Trimalleolar fractures represent only 7% of all ankle fractures, but such injuries can be devastating. The majority are unstable and require early surgical management. Only about 30% of athletes who suffer a trimalleolar fracture return to their pre-injury level of sports, and 25% of athletes are unable to return to sports at all. Patients must be counseled about long-term residual pain, stiffness, and swelling for realistic recovery expectations. [Hong, 2014] [Robertson, 2015] Together, this patient suffered two of the most severe orthopedic lower extremity fractures in sports during a single football play.

This case also highlights the importance of a thorough secondary assessment. When an injury requires a high mechanism of injury, such as a mid-shaft tib-fib fracture, concomitant injuries may also be present. A full head-to-toe physical exam is necessary and the examiner must be cautious not to be distracted from other injuries by the obvious injury.


References:
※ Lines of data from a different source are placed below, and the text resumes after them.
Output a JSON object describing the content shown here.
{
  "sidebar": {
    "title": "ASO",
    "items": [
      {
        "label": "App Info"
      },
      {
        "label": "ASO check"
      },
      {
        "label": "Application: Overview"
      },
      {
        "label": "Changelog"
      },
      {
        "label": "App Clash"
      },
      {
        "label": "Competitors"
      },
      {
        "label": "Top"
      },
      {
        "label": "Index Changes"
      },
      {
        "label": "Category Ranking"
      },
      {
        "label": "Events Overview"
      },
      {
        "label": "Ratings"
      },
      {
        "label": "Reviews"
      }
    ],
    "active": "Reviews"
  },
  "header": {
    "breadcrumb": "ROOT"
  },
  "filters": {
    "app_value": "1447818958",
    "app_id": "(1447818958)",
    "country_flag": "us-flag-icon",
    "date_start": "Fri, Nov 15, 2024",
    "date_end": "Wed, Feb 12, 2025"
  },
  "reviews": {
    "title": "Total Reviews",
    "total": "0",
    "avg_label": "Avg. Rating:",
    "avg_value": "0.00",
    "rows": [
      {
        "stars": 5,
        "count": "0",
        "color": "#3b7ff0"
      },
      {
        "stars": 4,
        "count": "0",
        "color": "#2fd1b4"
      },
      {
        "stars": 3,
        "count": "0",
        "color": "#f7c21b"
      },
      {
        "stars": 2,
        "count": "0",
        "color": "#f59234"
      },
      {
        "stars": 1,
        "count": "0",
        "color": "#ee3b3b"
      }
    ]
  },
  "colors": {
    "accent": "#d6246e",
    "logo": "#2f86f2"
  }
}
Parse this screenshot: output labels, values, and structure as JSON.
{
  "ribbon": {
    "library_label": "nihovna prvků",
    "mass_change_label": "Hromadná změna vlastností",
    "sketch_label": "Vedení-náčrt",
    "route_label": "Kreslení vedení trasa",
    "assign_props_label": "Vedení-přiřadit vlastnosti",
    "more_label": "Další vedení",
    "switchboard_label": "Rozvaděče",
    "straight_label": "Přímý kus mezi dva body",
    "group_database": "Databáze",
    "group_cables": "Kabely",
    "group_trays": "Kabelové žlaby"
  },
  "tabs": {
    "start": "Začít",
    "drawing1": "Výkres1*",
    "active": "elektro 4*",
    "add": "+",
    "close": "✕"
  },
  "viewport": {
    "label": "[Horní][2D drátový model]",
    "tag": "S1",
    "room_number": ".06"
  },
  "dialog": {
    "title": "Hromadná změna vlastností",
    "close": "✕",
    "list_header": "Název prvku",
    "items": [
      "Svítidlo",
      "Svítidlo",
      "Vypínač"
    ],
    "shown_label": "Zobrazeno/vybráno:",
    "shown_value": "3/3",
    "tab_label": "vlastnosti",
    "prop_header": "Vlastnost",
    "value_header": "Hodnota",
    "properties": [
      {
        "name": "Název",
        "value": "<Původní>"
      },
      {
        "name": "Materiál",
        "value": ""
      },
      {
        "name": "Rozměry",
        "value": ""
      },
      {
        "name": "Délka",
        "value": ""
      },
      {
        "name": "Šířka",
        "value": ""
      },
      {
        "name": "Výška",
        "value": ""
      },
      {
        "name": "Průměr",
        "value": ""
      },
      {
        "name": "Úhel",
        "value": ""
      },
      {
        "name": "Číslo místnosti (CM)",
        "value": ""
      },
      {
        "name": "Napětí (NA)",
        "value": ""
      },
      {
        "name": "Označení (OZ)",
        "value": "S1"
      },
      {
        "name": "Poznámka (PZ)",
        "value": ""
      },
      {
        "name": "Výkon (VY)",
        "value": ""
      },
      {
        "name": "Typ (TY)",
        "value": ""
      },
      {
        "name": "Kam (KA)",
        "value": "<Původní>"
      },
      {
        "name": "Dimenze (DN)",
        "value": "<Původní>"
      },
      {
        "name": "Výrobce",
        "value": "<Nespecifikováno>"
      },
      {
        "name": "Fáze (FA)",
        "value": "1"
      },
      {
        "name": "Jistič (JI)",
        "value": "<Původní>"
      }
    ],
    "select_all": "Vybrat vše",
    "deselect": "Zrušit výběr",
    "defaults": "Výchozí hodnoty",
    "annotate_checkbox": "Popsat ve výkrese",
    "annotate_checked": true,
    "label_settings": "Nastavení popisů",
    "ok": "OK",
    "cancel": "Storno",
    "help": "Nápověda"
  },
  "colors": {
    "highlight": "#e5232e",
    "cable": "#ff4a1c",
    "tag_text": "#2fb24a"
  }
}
  • Hong CC, Nashi N, Prosad RS, Tan KJ: Impact of Trimalleolar Anke Fracures: How do Patients Fare Post-Operatively. Foot Ankle Surg. 2014 Mar; 20: 48-51
  • Robertson GA, Wood AM: Return to Sport After Tibial Shaft Fractures: A Systematic Review. Sports Health. 2016 Jul; 324-30
  • Robertson G, Wood A. Fractures in sport: Optimising their management and outcome. World J Orthop. 2015 Dec 18; 6(11): 850–863
  • Court-Brown CM, McQueen MM, Tornetta PI. Trauma. Orthopaedic Surgery Essentials Series. Vol. 1st ed. Philadelphia: Lippincott Williams & Wilkins; 2006.
  • Tintinalli JE, Stapczynski JS, et al. Tintinalli's Emergency Medicine: A Comprehensive Study Guide. Eighth edition. New York: McGraw-Hill Education, 2016